In the midst of this social disintegration and economic degradation, the education, health and social welfare systems are in a state of collapse. Humanitarian interventions by UN agencies, NGOs and others are unable to keep pace with the rapidly escalating needs of the poor and displaced, who are increasing exposed to insecurity and sectarian violence. During this time, six per cent of the population were killed, maimed or wounded in the conflict. As the conflict intensified in 2014, fatalities climbed to 210,000, while the number of wounded grew to 840,000 persons. Equally dreadful is the silent calamity that has reduced life expectancy at birth by 20 years, from 79.5 years in 2010 to 55.7 years in 2014.

The people of Syria, including 560,000 Palestine refugees, now live under a tragic state of exception, alienation and estrangement, where a massive social, political and economic chasm divides the vast majority of the population from those engaged in violence. The report relates Syria’s decline to the growth of “economies of violence” where national sovereignty, the rule of law and human security have been undermined by internal and external forces that have enrolled many young people into an institutional machinery of violence based on oppression, fear and intimidation. Such localised economies of violence are often linked to militias, criminal networks and black markets that exploit commerce, trade and trafficking for malign purpose and illegitimate gain, even as other brave souls attempt to maintain viable commercial and business enterprise in the face of mounting adversity. The report makes clear that while the odds are unevenly stacked, there is still hope of reversing the devastating trends it describes if the conflict can be swiftly resolved through a committed political process that can restore a sense of security, well-being and rehabilitation for those that the conflict has robbed of agency.

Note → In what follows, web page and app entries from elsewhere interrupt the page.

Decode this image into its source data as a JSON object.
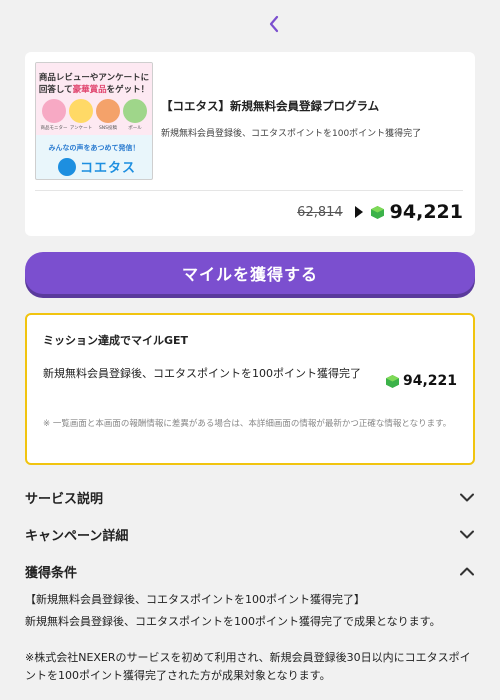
{
  "nav": {
    "back_icon": "chevron-left-icon",
    "accent": "#7b4fcf"
  },
  "offer": {
    "banner": {
      "line1": "商品レビューやアンケートに",
      "line2_prefix": "回答して",
      "line2_highlight": "豪華賞品",
      "line2_suffix": "をゲット！",
      "captions": [
        "商品モニター",
        "アンケート",
        "SNS投稿",
        "ポール"
      ],
      "subline": "みんなの声をあつめて発信！",
      "logo_text": "コエタス"
    },
    "title": "【コエタス】新規無料会員登録プログラム",
    "description": "新規無料会員登録後、コエタスポイントを100ポイント獲得完了",
    "old_points": "62,814",
    "new_points": "94,221",
    "gem_color": "#3cb24a"
  },
  "cta": {
    "label": "マイルを獲得する"
  },
  "mission": {
    "title": "ミッション達成でマイルGET",
    "description": "新規無料会員登録後、コエタスポイントを100ポイント獲得完了",
    "points": "94,221",
    "note": "※ 一覧画面と本画面の報酬情報に差異がある場合は、本詳細画面の情報が最新かつ正確な情報となります。",
    "border_color": "#f1c40f"
  },
  "sections": {
    "service": {
      "title": "サービス説明",
      "state": "collapsed"
    },
    "campaign": {
      "title": "キャンペーン詳細",
      "state": "collapsed"
    },
    "conditions": {
      "title": "獲得条件",
      "state": "expanded",
      "line1": "【新規無料会員登録後、コエタスポイントを100ポイント獲得完了】",
      "line2": "新規無料会員登録後、コエタスポイントを100ポイント獲得完了で成果となります。",
      "line3": "※株式会社NEXERのサービスを初めて利用され、新規会員登録後30日以内にコエタスポイントを100ポイント獲得完了された方が成果対象となります。"
    }
  }
}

UNRWA continues to appeal for all efforts to be made to find a negotiated solution as a matter of utmost priority for the majority.

Background Information

UNRWA is a United Nations agency established by the General Assembly in 1949 and is mandated to provide assistance and protection to a population of some 5 million registered Palestine refugees. Its mission is to help Palestine refugees in Jordan, Lebanon, Syria, West Bank and the Gaza Strip to achieve their full potential in human development, pending a just solution to their plight. UNRWA’s services encompass education, health care, relief and social services, camp infrastructure and improvement, and microfinance.

Financial support to UNRWA has not kept pace with an increased demand for services caused by growing numbers of registered refugees, expanding need, and deepening poverty. As a result, the Agency's General Fund (GF), supporting UNRWA’s core activities and 97 per cent reliant on voluntary contributions, has begun each year with a large projected deficit. Currently the deficit stands at US$ 100 million.

For more information, please contact:

Christopher Gunness
UNRWA Spokesperson
Mobile: +972 (0)54 240 2659
Office: +972 (0)2 589 0267

Sami Mshasha
Chief of Communications & Arabic Language Spokesperson
Mobile: +972 (0)54 216 8295
Office: +972 (0)2 589 0724